Saturday, February 16, 2013

Ways to tell a story

I've been thinking a lot about ways to tell a story. Do you remember Beatrice Coron's stories cut from paper? She said she cut away the part of the paper that didn't belong in the story. She considered her images stories, though they were one single image without any text.

Just as much as these toilet paper rolls above are stories.

But the stories are in the eye of the beholder. I cannot know for sure what the maker of the story intended.

If I write a story, it is read, and understood, as I intended. I know what I transfer. But is it really so? Lately I've become aware that it is not that simple.

Some of the stories I have written on this blog has gained very flattering responses. But it is not one or two especially well written that get all the attention, but everyone is favoring their favorite story, not one liking the same as another. Stories that stroke a cord in them, that I could never participate in, or control.
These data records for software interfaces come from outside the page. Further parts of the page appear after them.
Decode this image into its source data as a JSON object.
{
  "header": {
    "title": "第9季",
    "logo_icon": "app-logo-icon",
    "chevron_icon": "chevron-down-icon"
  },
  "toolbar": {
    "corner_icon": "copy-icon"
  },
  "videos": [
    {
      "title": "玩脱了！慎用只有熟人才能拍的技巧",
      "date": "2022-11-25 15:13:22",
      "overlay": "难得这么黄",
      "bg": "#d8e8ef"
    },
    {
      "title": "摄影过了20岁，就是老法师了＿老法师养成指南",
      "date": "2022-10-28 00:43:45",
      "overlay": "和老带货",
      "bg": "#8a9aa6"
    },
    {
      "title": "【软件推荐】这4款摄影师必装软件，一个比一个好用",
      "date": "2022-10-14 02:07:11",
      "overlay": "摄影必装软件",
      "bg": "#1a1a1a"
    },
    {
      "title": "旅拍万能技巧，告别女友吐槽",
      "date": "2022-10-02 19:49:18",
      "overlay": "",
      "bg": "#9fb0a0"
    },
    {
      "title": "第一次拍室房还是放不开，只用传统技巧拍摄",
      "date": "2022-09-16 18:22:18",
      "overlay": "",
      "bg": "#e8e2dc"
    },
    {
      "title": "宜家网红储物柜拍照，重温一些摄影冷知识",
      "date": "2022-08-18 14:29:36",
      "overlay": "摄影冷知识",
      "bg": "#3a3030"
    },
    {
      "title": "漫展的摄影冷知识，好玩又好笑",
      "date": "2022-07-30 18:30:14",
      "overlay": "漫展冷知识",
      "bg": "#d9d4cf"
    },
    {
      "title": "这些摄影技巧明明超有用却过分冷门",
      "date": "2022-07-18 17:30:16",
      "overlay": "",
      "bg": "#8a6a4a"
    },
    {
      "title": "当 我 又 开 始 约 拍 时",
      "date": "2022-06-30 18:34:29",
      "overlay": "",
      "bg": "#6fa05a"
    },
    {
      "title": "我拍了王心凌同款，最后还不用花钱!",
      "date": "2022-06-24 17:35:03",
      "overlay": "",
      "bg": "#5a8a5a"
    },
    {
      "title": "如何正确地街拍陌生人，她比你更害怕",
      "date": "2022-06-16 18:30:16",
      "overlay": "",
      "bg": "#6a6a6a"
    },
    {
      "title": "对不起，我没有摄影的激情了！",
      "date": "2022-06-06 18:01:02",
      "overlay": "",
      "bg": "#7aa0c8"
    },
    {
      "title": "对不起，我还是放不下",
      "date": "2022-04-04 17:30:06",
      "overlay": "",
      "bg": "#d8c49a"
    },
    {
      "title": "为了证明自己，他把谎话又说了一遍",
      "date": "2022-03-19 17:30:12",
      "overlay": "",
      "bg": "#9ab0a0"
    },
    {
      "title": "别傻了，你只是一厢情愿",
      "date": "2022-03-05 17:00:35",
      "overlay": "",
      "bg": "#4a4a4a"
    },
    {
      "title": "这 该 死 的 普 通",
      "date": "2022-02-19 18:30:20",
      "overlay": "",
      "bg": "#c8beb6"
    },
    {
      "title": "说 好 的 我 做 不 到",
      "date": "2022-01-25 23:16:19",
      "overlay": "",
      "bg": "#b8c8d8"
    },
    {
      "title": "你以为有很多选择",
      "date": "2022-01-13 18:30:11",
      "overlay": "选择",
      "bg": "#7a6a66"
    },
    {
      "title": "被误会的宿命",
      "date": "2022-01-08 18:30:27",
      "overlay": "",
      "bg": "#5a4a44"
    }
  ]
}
Just as an image could strike a cord. Something in a particular situation that makes you want to know more; maybe even causing frustration that you can't turn another page or ask the character in the portrait.

Stories are so much more than just good handiwork. But that "so much more" is something I believe is beyond any storytellers range to control. All you can do is tell your story the best way you can, and leave the rest to the beholder.

Photo and art belongs to